> [Exercise prompt]
Please output the lines shown below exactly as they appear.
─── Stored data
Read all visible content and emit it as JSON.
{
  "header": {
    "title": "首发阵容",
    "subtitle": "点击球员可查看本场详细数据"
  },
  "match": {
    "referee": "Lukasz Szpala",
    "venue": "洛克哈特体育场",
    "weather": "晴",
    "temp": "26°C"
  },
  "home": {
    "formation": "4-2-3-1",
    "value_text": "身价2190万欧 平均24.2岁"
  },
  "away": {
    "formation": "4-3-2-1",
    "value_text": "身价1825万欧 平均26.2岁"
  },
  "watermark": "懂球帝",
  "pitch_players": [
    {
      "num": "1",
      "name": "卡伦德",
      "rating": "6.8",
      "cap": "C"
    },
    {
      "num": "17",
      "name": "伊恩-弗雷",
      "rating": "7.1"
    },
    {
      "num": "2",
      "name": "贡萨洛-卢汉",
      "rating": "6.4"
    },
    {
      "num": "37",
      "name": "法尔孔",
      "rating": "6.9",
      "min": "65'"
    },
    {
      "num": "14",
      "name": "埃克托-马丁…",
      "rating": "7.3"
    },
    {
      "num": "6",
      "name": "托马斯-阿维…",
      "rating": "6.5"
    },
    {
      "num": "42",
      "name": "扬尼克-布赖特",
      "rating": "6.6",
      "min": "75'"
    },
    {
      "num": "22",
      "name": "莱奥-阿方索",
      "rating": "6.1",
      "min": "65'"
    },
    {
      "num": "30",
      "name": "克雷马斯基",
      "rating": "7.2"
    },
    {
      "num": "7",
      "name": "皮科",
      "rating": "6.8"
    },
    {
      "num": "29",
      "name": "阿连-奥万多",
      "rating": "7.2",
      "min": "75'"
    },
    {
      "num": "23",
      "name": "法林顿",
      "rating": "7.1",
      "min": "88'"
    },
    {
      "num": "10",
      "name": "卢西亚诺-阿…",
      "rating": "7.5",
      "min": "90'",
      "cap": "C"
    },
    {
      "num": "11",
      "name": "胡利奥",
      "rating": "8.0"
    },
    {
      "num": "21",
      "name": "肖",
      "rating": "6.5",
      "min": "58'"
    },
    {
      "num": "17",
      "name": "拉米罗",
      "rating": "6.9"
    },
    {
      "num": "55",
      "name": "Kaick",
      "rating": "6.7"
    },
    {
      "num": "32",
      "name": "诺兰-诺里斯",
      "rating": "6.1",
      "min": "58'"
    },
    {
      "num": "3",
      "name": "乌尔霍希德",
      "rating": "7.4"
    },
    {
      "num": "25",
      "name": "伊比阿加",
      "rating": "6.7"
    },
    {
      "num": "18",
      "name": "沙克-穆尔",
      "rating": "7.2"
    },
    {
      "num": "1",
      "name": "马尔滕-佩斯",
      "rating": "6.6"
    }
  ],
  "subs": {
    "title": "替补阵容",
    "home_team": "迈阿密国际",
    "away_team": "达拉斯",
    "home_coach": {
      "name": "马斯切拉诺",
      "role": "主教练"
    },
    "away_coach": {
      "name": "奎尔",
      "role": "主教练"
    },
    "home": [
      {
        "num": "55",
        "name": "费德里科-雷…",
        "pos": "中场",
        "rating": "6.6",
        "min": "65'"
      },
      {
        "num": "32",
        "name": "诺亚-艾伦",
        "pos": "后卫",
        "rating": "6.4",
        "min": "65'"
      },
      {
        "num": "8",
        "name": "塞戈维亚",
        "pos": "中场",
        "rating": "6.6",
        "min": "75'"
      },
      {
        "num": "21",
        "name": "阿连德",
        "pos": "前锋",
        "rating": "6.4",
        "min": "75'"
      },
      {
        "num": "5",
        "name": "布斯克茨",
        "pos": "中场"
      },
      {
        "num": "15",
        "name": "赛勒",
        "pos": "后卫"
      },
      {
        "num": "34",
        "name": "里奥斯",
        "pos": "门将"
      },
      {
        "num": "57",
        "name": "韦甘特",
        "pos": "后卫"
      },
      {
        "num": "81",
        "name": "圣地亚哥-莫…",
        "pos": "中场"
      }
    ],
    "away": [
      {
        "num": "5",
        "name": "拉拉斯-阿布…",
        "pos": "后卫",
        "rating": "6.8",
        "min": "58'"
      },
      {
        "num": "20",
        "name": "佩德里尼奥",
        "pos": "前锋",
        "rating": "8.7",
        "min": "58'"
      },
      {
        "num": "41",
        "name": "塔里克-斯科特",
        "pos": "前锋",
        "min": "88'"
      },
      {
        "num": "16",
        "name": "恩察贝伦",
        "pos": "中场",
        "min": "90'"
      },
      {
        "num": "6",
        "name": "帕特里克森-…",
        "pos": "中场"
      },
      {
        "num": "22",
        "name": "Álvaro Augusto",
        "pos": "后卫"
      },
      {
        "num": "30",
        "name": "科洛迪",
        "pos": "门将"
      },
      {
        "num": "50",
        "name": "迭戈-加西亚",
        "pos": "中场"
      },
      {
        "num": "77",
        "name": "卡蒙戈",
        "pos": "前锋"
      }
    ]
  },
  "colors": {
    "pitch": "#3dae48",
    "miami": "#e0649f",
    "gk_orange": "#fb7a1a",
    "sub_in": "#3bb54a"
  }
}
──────
> [Task response]
Read all visible content and emit it as JSON.
{
  "header": {
    "title": "首发阵容",
    "subtitle": "点击球员可查看本场详细数据"
  },
  "match": {
    "referee": "Lukasz Szpala",
    "venue": "洛克哈特体育场",
    "weather": "晴",
    "temp": "26°C"
  },
  "home": {
    "formation": "4-2-3-1",
    "value_text": "身价2190万欧 平均24.2岁"
  },
  "away": {
    "formation": "4-3-2-1",
    "value_text": "身价1825万欧 平均26.2岁"
  },
  "watermark": "懂球帝",
  "pitch_players": [
    {
      "num": "1",
      "name": "卡伦德",
      "rating": "6.8",
      "cap": "C"
    },
    {
      "num": "17",
      "name": "伊恩-弗雷",
      "rating": "7.1"
    },
    {
      "num": "2",
      "name": "贡萨洛-卢汉",
      "rating": "6.4"
    },
    {
      "num": "37",
      "name": "法尔孔",
      "rating": "6.9",
      "min": "65'"
    },
    {
      "num": "14",
      "name": "埃克托-马丁…",
      "rating": "7.3"
    },
    {
      "num": "6",
      "name": "托马斯-阿维…",
      "rating": "6.5"
    },
    {
      "num": "42",
      "name": "扬尼克-布赖特",
      "rating": "6.6",
      "min": "75'"
    },
    {
      "num": "22",
      "name": "莱奥-阿方索",
      "rating": "6.1",
      "min": "65'"
    },
    {
      "num": "30",
      "name": "克雷马斯基",
      "rating": "7.2"
    },
    {
      "num": "7",
      "name": "皮科",
      "rating": "6.8"
    },
    {
      "num": "29",
      "name": "阿连-奥万多",
      "rating": "7.2",
      "min": "75'"
    },
    {
      "num": "23",
      "name": "法林顿",
      "rating": "7.1",
      "min": "88'"
    },
    {
      "num": "10",
      "name": "卢西亚诺-阿…",
      "rating": "7.5",
      "min": "90'",
      "cap": "C"
    },
    {
      "num": "11",
      "name": "胡利奥",
      "rating": "8.0"
    },
    {
      "num": "21",
      "name": "肖",
      "rating": "6.5",
      "min": "58'"
    },
    {
      "num": "17",
      "name": "拉米罗",
      "rating": "6.9"
    },
    {
      "num": "55",
      "name": "Kaick",
      "rating": "6.7"
    },
    {
      "num": "32",
      "name": "诺兰-诺里斯",
      "rating": "6.1",
      "min": "58'"
    },
    {
      "num": "3",
      "name": "乌尔霍希德",
      "rating": "7.4"
    },
    {
      "num": "25",
      "name": "伊比阿加",
      "rating": "6.7"
    },
    {
      "num": "18",
      "name": "沙克-穆尔",
      "rating": "7.2"
    },
    {
      "num": "1",
      "name": "马尔滕-佩斯",
      "rating": "6.6"
    }
  ],
  "subs": {
    "title": "替补阵容",
    "home_team": "迈阿密国际",
    "away_team": "达拉斯",
    "home_coach": {
      "name": "马斯切拉诺",
      "role": "主教练"
    },
    "away_coach": {
      "name": "奎尔",
      "role": "主教练"
    },
    "home": [
      {
        "num": "55",
        "name": "费德里科-雷…",
        "pos": "中场",
        "rating": "6.6",
        "min": "65'"
      },
      {
        "num": "32",
        "name": "诺亚-艾伦",
        "pos": "后卫",
        "rating": "6.4",
        "min": "65'"
      },
      {
        "num": "8",
        "name": "塞戈维亚",
        "pos": "中场",
        "rating": "6.6",
        "min": "75'"
      },
      {
        "num": "21",
        "name": "阿连德",
        "pos": "前锋",
        "rating": "6.4",
        "min": "75'"
      },
      {
        "num": "5",
        "name": "布斯克茨",
        "pos": "中场"
      },
      {
        "num": "15",
        "name": "赛勒",
        "pos": "后卫"
      },
      {
        "num": "34",
        "name": "里奥斯",
        "pos": "门将"
      },
      {
        "num": "57",
        "name": "韦甘特",
        "pos": "后卫"
      },
      {
        "num": "81",
        "name": "圣地亚哥-莫…",
        "pos": "中场"
      }
    ],
    "away": [
      {
        "num": "5",
        "name": "拉拉斯-阿布…",
        "pos": "后卫",
        "rating": "6.8",
        "min": "58'"
      },
      {
        "num": "20",
        "name": "佩德里尼奥",
        "pos": "前锋",
        "rating": "8.7",
        "min": "58'"
      },
      {
        "num": "41",
        "name": "塔里克-斯科特",
        "pos": "前锋",
        "min": "88'"
      },
      {
        "num": "16",
        "name": "恩察贝伦",
        "pos": "中场",
        "min": "90'"
      },
      {
        "num": "6",
        "name": "帕特里克森-…",
        "pos": "中场"
      },
      {
        "num": "22",
        "name": "Álvaro Augusto",
        "pos": "后卫"
      },
      {
        "num": "30",
        "name": "科洛迪",
        "pos": "门将"
      },
      {
        "num": "50",
        "name": "迭戈-加西亚",
        "pos": "中场"
      },
      {
        "num": "77",
        "name": "卡蒙戈",
        "pos": "前锋"
      }
    ]
  },
  "colors": {
    "pitch": "#3dae48",
    "miami": "#e0649f",
    "gk_orange": "#fb7a1a",
    "sub_in": "#3bb54a"
  }
}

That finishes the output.